Sometimes a Nice Thank-you is The Wrong Way To Go

What was one of the first things you mother taught you about getting along with people? You say “thank you” when you receive something. It’s nice and polite and it will get you through that pesky post-gift-giving moment with almost preternatural smoothness. A nice “thank you” is both expected and appreciated. Or so thought the folks at Chrysler.

Not All Gifts Require a Thank You

I am sure you recall the auto bailout, where each of the Big Three received billions of dollars to bridge the gap between their business practices and reality (and as we’ve seen from subsequent requests for money, reality is still rearing its ugly head). Chrysler, having received its billions, decided to follow Mom’s advice and thank the American people for the money. For many—enough to remove the entire matter from the Chrysler Blog—it as akin to paying at a toll booth and having the attendant, who would have cheerfully sent the State Police after you for non-payment of your 80 cents, smile at you and say “Thank you.” What are you thanking me for? I am on that road because I have to be and I gave you the money on pain of law, not out of any generosity toward the state or the Toll Authority.

The reaction to Chrysler’s thank you note was like that—only many orders of magnitude more intense:

You are not welcome! Shame on you, Mr. Nardelli! Shame on all the morally bankrupt greedy, overpaid deadbeats at Cerberus! I feel sorry for the employees at Chrysler, but the fact is they do not build products that the public wants to buy. It is certainly not the fault of most of these employees, that most of the public does not want to buy these products, but life is not fair. Chrysler should be put out of its misery and Chrysler employees will have to find other jobs, just like other hardworking Americans do. It isn't easy. But hey, life sucks. Just like Chrysler products.

And:

Way to blow hundreds of thousands of dollars on a useless ad campaign that will surely only worsen your public image. We weren't buying your cars before because they are all gas guzzling, unreliable, uninteresting cars that look like they were styled by the coleman plastic cooler division, inside and out. So then you steal our money through the government so you can waste more of it on useless ads, and you have the audacity to remind us all about it. Go to hell Chrysler. I was not going to buy one of your vehicles before, and I certainly am never going to do so after this.

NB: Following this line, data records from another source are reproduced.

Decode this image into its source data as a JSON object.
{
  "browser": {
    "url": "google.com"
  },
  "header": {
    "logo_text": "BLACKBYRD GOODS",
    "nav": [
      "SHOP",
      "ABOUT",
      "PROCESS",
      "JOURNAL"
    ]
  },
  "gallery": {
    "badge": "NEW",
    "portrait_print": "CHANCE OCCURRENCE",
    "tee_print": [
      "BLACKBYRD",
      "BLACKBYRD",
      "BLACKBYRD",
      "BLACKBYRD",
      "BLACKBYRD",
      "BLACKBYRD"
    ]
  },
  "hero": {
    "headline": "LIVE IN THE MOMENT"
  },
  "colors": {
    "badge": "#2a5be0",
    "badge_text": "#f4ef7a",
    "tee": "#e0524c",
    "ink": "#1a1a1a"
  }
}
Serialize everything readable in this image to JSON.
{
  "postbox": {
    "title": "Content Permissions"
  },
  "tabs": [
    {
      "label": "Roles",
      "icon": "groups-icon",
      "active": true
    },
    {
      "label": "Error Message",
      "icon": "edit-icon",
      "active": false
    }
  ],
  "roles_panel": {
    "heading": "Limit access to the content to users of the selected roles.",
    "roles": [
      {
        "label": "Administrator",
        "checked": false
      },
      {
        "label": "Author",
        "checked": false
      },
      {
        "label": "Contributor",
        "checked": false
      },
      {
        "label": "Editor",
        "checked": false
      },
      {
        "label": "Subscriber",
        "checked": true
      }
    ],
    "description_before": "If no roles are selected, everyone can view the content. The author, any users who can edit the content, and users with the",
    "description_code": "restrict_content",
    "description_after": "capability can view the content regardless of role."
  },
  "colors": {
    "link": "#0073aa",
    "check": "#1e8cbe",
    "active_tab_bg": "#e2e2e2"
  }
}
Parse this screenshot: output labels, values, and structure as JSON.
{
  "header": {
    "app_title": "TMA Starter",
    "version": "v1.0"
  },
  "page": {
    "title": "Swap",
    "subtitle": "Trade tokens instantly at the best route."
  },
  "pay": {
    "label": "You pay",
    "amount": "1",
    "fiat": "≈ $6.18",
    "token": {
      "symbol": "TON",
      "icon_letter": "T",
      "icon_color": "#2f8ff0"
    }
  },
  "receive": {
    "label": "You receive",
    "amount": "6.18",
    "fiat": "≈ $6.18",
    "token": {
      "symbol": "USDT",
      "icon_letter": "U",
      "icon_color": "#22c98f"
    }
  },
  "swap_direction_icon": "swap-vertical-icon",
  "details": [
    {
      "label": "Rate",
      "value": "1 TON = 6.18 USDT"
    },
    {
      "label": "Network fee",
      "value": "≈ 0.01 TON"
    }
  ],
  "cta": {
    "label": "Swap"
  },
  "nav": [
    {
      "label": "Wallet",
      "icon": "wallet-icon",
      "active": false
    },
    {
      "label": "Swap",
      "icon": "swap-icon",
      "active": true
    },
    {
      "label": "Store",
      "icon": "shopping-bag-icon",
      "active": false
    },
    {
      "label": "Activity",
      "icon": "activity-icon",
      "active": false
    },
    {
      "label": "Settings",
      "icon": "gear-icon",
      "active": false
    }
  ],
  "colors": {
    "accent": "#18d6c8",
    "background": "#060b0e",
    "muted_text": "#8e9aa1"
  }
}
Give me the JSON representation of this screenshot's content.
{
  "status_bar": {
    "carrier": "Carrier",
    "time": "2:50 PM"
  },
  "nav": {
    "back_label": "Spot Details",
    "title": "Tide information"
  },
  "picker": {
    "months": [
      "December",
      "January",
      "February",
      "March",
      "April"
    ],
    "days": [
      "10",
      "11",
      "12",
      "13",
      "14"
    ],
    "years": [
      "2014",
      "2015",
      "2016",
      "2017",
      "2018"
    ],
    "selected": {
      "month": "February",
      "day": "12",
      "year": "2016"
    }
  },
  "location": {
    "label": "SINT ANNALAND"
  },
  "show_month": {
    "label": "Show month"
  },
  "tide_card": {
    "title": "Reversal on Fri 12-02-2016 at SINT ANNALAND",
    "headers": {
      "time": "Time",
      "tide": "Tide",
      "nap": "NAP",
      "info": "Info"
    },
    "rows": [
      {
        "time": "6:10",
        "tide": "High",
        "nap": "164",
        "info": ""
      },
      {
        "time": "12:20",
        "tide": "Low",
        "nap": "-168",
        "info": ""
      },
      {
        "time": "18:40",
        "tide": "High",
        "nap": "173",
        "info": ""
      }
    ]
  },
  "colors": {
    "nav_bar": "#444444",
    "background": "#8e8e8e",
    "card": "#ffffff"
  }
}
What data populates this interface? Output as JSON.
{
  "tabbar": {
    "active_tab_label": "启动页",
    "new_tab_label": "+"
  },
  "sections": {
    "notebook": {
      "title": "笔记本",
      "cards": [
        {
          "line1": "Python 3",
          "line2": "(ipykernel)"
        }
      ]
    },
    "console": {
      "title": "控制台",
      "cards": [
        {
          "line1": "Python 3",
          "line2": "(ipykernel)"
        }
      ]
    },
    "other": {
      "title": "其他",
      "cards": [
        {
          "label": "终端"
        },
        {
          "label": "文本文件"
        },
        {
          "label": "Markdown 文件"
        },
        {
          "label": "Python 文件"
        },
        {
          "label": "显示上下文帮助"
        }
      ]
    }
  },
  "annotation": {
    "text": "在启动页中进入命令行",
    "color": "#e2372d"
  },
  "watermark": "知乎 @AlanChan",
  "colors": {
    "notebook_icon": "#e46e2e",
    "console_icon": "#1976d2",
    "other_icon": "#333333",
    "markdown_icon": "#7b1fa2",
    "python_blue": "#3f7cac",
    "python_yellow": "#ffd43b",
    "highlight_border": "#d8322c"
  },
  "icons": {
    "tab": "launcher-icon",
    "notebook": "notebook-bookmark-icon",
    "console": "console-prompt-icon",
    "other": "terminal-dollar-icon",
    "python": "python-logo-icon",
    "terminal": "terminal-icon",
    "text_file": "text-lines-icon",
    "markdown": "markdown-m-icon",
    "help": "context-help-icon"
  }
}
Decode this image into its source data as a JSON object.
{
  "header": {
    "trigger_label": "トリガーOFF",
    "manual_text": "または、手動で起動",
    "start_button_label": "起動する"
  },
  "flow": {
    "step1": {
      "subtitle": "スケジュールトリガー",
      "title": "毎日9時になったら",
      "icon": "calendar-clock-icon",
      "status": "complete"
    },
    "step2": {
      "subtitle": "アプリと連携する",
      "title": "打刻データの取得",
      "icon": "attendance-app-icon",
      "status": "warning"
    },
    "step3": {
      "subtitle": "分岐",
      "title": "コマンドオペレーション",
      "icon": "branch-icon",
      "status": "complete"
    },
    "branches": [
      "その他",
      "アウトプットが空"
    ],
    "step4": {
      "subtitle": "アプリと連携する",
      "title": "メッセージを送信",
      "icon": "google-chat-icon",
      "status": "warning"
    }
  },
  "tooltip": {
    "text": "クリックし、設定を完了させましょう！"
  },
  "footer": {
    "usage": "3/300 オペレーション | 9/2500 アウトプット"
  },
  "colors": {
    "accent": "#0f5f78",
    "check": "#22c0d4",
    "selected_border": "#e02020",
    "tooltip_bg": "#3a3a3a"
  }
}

And, of course:

I'm rolling over, but I've had to do that a lot lately. Posted Jan 2, 2009, 9:54 AM by Thomas Jefferson

Given these and many other similar responses, both on the Chrysler blog and on Digg, Chrysler pulled all of it down from their site. Of course gone is not the same thing as forgotten.

Wooing Customers by Rubbing Salt in the Wounds

The problem, of course, is the fact that the thank you, which I am sure was as mindlessly well-intentioned as the use of corporate jets when the Big Three CEOs first went to beg for bailout money, is that it reminded people of something that most of them were violently opposed to—the bailouts—yet were forced to live with anyway. The American people do not support TARP or the auto bailouts or really much of anything that the Congress is pushing. By thanking the American people for money they were coerced to give to companies they did not wish to bail out, Chrysler is, in effect, rubbing the collective nose of the American people in the economic mess created by Congress and Wall Street as well as the Big Three’s own failures in terms of management, product and labor. In other words, the thank you ads reminded Americans of the worst aspects of the company and the situation.

You are NOT WELCOME! What an insult upon injury. Chrysler is morally bankrupt, proven by this ad thanking the very people they've stolen from. There is nothing that could ever tempt me to buy your product and it appears much of America feels the same.

The Bottom Line

The lesson here is really simple: Your marketing and advertising should focus on what is positive about your business. By the same token, highlighting what people hate about your business or industry is not going to win you converts. Jeers and insults, yes; converts, no. Learn from Chrysler’s example. After all, the company has to be good for something. Oh yeah, for this nice lesson in marketing and PR: Thank you, Chrysler!

Mom would be so proud.